How does one know what the difference between what the soul desires and what the body desires? Socrates claims that the immortal soul is searching for an ultimate wisdom and good, while the mortal body has only desires of the physical earth. How does the soul know to search for the ultimate truth? Does an individual reach this objective through process of thought, or is it only taught to them? I would like to know because it seems that few people are philosophers, and if the ultimate goal of the soul (rhyme not intended) is to reach the ultimate truth, then why would so many individuals not have the idea or teachings to give them the chance to attempt to become a philosopher?
Socrates’ primary concern is for the soul, and for this reason, he would like to be rid of the body insofar as it interferes with the welfare of the soul. It is true that the rest of the world are of the opinion that apart from bodily pleasures life is not worth living, but in this respect they are mistaken. The philosopher knows that the soul is superior to the body and should be its master rather than its slave. As the body desires pleasures of the flesh, so the soul desires wisdom. The pleasures of the body are experienced through the senses, but the acquiring of wisdom comes only through the mind.
“What is Philosophy?” by Simon Blackburn According to Simon Blackburn, philosophy can be different things depending on how it’s used, and it can be used many different ways. When used as a method, philosophy studies the same world as science, but uses rational arguments as proof rather than scientific observations. Although, when thought of as a subject matter rather than a method, philosophy becomes a specific area of study, trying to answer questions that have not yet been answered and concern humanity using the three foundational philosophical questions: what exists, what do we know, and what should we do. These are the basic questions philosophers use to prove their arguments. The third way to use philosophy, according to Blackburn, is as an attitude, or way of thinking.
In the realm of Philosophy, different views about the definition of the mind and its interactions exist. Among the many, Dualism stands as one of the most debatable, thanks to its position about the relationship of the mind and body, and its repercussions. This assignment discusses the dualist relationship between the mind and the body, as well as its impact on the individual free will. It asserts Interventionism as an extension of Dualism, as well as an alternative to Determinism. The objective of this endeavor is to present the Dualist approach to Mind and Body as an alternative or possible solution to the dilemma of Determinism.
The Skinner box was one of Skinner’s most famous experiments and it fulfilled the goals of psychology, which are to describe, explain, predict and control behavior. In contrast, Freud’s theory of human behavior is not scientific. The theory was formulated basing on Freud’s observations of his patients overtime. It cannot be replicated making it impossible to prove the existence of such constructs as the id, ego or superego. Freud also believed that human behavior has biological bases influenced by the id.
Brain body expresses that neither the psyche nor matter can be decreased to one another in any capacity ("Dualism", n.d). The distinctive ways to deal with brain research take differentiating perspectives to whether the psyche and the body are isolated or related. Thinking which is having opportunity of decision is a mental occasion, yet can bring about conduct to happen which is development of muscle in light of an idea. Speculation can accordingly be said to get things going, "personality moves matter" (McLeod, 2007).

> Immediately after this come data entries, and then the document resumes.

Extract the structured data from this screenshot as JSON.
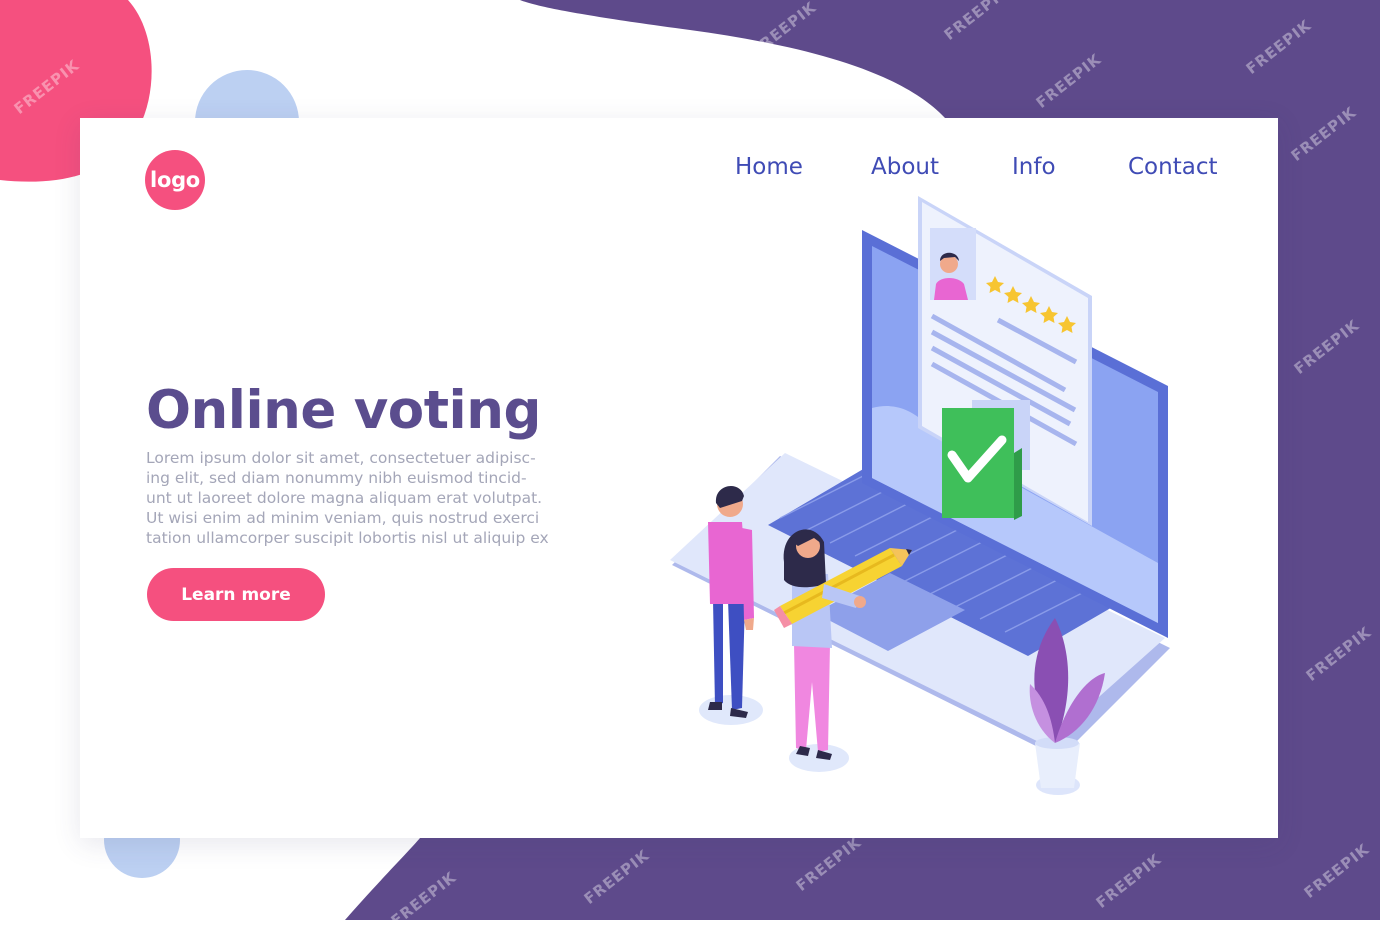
{
  "logo": {
    "label": "logo"
  },
  "nav": {
    "items": [
      {
        "label": "Home"
      },
      {
        "label": "About"
      },
      {
        "label": "Info"
      },
      {
        "label": "Contact"
      }
    ]
  },
  "hero": {
    "title": "Online voting",
    "body_lines": [
      "Lorem ipsum dolor sit amet, consectetuer adipisc-",
      "ing elit, sed diam nonummy nibh euismod tincid-",
      "unt ut laoreet dolore magna aliquam erat volutpat.",
      "Ut wisi enim ad minim veniam, quis nostrud exerci",
      "tation ullamcorper suscipit lobortis nisl ut aliquip ex"
    ],
    "cta_label": "Learn more"
  },
  "illustration": {
    "rating_stars": 5,
    "vote_status": "checked"
  },
  "watermark": {
    "text": "FREEPIK"
  },
  "colors": {
    "accent_pink": "#f5507f",
    "brand_purple": "#5e4a8b",
    "nav_blue": "#3f4bb5",
    "title_purple": "#5b4d8e",
    "body_gray": "#a4a6b8",
    "check_green": "#3fbf5a"
  }
}
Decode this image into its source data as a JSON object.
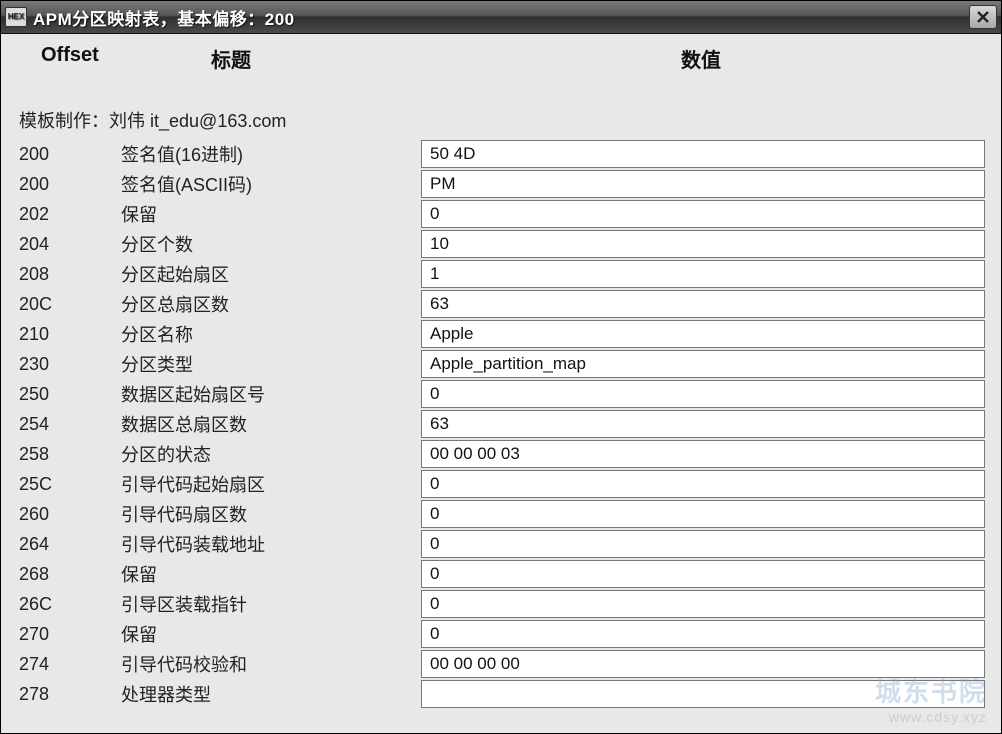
{
  "window": {
    "title": "APM分区映射表，基本偏移：200",
    "app_icon_label": "HEX"
  },
  "headers": {
    "offset": "Offset",
    "title": "标题",
    "value": "数值"
  },
  "credit": "模板制作：刘伟  it_edu@163.com",
  "rows": [
    {
      "offset": "200",
      "title": "签名值(16进制)",
      "value": "50 4D"
    },
    {
      "offset": "200",
      "title": "签名值(ASCII码)",
      "value": "PM"
    },
    {
      "offset": "202",
      "title": "保留",
      "value": "0"
    },
    {
      "offset": "204",
      "title": "分区个数",
      "value": "10"
    },
    {
      "offset": "208",
      "title": "分区起始扇区",
      "value": "1"
    },
    {
      "offset": "20C",
      "title": "分区总扇区数",
      "value": "63"
    },
    {
      "offset": "210",
      "title": "分区名称",
      "value": "Apple"
    },
    {
      "offset": "230",
      "title": "分区类型",
      "value": "Apple_partition_map"
    },
    {
      "offset": "250",
      "title": "数据区起始扇区号",
      "value": "0"
    },
    {
      "offset": "254",
      "title": "数据区总扇区数",
      "value": "63"
    },
    {
      "offset": "258",
      "title": "分区的状态",
      "value": "00 00 00 03"
    },
    {
      "offset": "25C",
      "title": "引导代码起始扇区",
      "value": "0"
    },
    {
      "offset": "260",
      "title": "引导代码扇区数",
      "value": "0"
    },
    {
      "offset": "264",
      "title": "引导代码装载地址",
      "value": "0"
    },
    {
      "offset": "268",
      "title": "保留",
      "value": "0"
    },
    {
      "offset": "26C",
      "title": "引导区装载指针",
      "value": "0"
    },
    {
      "offset": "270",
      "title": "保留",
      "value": "0"
    },
    {
      "offset": "274",
      "title": "引导代码校验和",
      "value": "00 00 00 00"
    },
    {
      "offset": "278",
      "title": "处理器类型",
      "value": ""
    }
  ],
  "watermark": {
    "line1": "城东书院",
    "line2": "www.cdsy.xyz"
  }
}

Descartes distinguished between the res cogitans and the res extensa. The res cognitans talked about the soul or mind and was said to be essentially “a thing which thinks.” The res extensa was the material stuff of the body. It was characterized primarily by the fact of extension: it occupied space and was therefore amenable to measurement. In some previous years neuroscientists and cognitive psychologists have argued that this ontological separation of mind and body is no longer arguable. The former tell that mental functions can be fully explained by brain science.
Divination was perhaps the main way that Greeks could access the absolute knowledge of the gods. There is a notion that Greek divination served a trivial role within Greek society. Where does this conception come from? There are a variety of observances that promote this conception. In many cases, the validity of the oracles is often used to put the role of divination into question.
However, there are some other philosophers, including Immanuel Kant, who object this argument, disputing facts about the existence of God. In light of this prelude, this paper intends to focus on discussing Kant’s objection to the Ontological Argument proposed by Anselm, and bring in light the different views of both Kant and Anselm in regards to the claim
Throughout history there has been an abundance of ancient philosophers, including Plato, who explored metaphysics and its relationship to the real world before Descartes’ began questioning the idea. Nevertheless, his views on dualism are very different from Plato’s. As we know, Plato thinks and feels as if the body is just a vessel for the soul, but Descarte on the other hand strongly believes and shows proof that both your soul and body are connected and intertwining. Stating one is not superior to the other, both work hand and hand, affecting each other. Descartes states that “I reflect therefore I am.” Descartes shows through his dualism that though the mind and body are separate , they are connected and reliant on one another.